Dairy Culturing in Isolation

I meant to write this last week, but I never really got around to it. I’ve been working on school and work projects from my couch while my coworkers (my kitty cats) have relentlessly demanded my attention. Nonetheless, I’m writing this now before I forget.

My hubby and I have been working from home and practicing social distancing from other folks for about 15 days. I have only been to the store a couple of times since my university has suspended in-person classes.

In an effort to not let milk go to waste and to also avoid having to go out more than necessary, I decided to make yogurt in my Ninja Foodi. I had done yogurt in my Instant Pot using jars before. In the Ninja, I just made it in the pot.

After letting the milk reach the proper temperature to kill any unwanted bacteria, I let it cool down to about 110 degrees before adding my yogurt culture. Then I let it sit overnight with the pot turned off. The Ninja kept the temperature just right to let the milk culture.

I really prefer a thick yogurt, like Greek yogurt. The thickness is achieved by draining the whey. So next I put the fresh yogurt in a cheesecloth lined colander to let some of the whey drain off. I had so much yogurt that I had to do it in two batches.
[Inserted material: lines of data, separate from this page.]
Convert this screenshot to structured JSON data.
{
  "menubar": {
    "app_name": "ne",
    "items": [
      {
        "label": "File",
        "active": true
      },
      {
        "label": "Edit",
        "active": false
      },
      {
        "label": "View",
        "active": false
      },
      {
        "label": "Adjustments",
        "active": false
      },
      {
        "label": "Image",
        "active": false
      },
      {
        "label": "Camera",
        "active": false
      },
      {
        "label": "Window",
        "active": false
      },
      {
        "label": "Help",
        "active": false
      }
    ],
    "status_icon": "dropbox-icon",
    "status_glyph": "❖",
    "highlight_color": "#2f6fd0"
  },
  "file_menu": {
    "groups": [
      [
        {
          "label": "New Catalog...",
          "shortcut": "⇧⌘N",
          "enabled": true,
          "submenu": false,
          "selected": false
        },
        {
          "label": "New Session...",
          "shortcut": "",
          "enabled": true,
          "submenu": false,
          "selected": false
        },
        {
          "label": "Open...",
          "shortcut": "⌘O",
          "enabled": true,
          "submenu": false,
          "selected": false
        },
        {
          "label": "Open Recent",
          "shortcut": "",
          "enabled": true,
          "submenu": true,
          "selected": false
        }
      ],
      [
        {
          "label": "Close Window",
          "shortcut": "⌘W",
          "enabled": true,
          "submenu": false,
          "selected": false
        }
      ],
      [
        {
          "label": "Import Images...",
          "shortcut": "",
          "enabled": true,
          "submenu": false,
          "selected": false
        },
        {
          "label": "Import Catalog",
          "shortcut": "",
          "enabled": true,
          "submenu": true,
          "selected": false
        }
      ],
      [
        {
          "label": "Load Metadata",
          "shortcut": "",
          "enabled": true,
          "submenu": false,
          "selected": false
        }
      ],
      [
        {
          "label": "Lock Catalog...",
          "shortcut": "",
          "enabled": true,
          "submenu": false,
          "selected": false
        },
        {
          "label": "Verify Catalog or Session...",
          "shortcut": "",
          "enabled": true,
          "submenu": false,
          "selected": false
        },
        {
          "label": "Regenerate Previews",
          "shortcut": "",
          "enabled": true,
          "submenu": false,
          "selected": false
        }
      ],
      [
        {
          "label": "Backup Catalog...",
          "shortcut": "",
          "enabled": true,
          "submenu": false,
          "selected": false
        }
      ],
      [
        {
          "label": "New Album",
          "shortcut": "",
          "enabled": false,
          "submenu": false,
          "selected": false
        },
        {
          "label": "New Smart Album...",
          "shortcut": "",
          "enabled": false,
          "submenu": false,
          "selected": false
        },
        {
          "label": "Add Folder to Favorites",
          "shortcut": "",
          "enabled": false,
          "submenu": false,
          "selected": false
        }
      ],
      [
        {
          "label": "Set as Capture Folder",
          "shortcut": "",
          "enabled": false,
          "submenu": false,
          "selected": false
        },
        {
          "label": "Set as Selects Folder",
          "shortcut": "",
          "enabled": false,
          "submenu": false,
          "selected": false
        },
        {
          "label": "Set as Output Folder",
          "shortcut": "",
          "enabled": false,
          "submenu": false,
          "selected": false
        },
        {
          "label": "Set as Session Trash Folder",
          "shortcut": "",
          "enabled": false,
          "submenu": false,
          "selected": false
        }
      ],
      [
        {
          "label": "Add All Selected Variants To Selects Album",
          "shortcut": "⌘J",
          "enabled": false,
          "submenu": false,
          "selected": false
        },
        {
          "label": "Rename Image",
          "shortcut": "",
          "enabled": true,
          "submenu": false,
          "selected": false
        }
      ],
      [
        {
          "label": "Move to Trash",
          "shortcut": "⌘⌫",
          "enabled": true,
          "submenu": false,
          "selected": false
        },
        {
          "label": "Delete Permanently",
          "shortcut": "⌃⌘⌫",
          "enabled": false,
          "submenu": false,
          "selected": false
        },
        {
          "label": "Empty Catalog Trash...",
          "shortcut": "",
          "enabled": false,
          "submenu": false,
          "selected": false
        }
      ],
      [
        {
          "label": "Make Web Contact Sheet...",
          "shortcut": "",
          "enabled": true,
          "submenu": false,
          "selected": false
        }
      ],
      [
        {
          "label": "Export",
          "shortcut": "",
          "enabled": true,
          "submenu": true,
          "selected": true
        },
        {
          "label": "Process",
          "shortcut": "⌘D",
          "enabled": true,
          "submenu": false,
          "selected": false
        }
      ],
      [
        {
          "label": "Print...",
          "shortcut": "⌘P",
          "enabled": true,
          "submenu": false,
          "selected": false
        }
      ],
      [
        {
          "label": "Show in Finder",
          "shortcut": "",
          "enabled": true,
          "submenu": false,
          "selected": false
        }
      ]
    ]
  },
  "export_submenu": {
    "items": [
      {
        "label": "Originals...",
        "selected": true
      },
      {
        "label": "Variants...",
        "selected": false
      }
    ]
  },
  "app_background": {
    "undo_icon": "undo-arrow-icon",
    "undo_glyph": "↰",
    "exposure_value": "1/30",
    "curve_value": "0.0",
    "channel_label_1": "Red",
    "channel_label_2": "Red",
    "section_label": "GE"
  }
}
Each batch took several hours.

Finally, I put the finished yogurt in jars and stuck them in the fridge. Now I’ve got two quarts of delicious homemade yogurt! Easy peasy!

In the days and weeks to come, please take care of yourself physically, mentally, and spiritually. Let your loved ones know how much they mean to you. Stay home, wash your hands, and maybe try making some yogurt.

For this and other dairy culturing recipes, you can get a copy of my book, The Fermdamentals Guide to Fermentation, or you can take an upcoming online class with me through The Chattery on April 11th. The listing for it will be online soon, although my Basic Veggie Fermentation class is currently listed.